◆ What is needed ◆
Once you have checked each line below, report only the number of lines that contain the word "активность".

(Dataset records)
Segment Open
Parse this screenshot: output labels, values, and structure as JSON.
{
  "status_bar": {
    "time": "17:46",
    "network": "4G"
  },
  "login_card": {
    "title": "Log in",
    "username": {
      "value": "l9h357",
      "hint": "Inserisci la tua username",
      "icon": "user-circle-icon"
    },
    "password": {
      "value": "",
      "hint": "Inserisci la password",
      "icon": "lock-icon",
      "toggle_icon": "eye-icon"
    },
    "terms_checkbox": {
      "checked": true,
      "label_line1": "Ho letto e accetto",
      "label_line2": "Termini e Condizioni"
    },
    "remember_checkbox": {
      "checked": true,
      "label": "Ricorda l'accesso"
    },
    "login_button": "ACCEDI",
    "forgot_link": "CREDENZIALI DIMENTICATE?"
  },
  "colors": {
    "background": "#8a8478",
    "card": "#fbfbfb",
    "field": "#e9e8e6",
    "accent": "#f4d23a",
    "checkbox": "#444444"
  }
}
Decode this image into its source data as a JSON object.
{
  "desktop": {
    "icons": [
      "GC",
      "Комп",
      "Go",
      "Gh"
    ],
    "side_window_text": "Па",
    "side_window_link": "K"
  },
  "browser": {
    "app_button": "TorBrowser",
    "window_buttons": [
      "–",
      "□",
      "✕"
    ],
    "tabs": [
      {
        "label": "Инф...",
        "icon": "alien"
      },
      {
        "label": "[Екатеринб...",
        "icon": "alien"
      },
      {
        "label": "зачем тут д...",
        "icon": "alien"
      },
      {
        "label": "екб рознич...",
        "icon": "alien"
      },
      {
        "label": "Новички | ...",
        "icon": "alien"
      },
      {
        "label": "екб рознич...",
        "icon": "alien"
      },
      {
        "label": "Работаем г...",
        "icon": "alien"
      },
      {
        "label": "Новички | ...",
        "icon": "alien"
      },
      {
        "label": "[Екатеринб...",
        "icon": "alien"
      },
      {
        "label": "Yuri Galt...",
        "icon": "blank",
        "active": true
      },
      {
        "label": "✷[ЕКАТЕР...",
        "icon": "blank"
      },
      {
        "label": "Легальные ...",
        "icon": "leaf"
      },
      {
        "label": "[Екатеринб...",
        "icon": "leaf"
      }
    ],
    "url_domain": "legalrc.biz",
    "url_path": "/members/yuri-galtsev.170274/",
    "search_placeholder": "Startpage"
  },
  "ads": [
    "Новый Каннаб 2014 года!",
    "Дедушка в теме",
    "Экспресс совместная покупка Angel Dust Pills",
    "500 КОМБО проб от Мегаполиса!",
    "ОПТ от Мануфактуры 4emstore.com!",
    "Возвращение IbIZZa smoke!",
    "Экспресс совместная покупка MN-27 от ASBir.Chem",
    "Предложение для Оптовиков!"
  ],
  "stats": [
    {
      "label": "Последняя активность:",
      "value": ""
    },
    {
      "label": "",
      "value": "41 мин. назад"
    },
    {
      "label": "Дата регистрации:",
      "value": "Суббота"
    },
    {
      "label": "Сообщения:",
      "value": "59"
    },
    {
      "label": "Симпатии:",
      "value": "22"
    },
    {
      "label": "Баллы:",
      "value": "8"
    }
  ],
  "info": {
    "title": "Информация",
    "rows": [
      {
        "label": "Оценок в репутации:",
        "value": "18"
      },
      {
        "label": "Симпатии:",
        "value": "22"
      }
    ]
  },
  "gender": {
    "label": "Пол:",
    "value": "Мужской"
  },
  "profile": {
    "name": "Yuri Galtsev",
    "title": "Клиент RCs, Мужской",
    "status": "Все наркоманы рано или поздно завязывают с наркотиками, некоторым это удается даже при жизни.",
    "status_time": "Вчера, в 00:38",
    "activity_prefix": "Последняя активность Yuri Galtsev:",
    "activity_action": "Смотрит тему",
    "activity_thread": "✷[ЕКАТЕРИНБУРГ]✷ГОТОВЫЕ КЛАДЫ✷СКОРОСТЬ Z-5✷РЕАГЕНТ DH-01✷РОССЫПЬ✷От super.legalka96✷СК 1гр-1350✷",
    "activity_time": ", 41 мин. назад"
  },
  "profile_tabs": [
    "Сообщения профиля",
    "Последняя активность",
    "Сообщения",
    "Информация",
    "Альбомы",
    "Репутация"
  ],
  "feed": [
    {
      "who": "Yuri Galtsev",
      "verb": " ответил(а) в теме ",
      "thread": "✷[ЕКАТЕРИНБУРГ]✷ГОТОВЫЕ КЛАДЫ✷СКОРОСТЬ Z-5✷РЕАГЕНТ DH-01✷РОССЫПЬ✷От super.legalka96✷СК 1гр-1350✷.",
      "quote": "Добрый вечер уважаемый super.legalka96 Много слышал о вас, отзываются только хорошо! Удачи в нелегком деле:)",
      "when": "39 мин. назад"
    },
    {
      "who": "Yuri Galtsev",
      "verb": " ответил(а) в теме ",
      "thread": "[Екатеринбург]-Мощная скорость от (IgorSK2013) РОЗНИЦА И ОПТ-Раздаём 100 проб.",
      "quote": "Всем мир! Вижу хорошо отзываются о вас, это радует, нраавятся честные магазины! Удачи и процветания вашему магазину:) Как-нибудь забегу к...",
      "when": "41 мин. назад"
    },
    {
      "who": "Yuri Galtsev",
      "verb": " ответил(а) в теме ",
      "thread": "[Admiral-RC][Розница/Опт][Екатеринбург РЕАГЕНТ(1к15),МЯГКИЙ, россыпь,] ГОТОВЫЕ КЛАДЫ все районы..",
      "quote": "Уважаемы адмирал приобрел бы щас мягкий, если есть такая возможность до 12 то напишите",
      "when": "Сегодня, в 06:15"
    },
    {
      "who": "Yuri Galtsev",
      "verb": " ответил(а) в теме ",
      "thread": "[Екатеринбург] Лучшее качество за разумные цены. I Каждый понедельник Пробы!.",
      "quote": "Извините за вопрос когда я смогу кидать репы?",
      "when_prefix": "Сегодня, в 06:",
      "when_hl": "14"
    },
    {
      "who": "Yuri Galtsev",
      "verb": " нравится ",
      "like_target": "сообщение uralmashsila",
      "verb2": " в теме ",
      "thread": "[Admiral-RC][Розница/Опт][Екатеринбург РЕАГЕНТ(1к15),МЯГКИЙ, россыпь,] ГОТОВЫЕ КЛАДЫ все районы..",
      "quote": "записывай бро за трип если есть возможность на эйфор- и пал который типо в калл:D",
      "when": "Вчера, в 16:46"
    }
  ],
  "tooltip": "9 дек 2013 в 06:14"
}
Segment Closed
◆ Written response ◆
3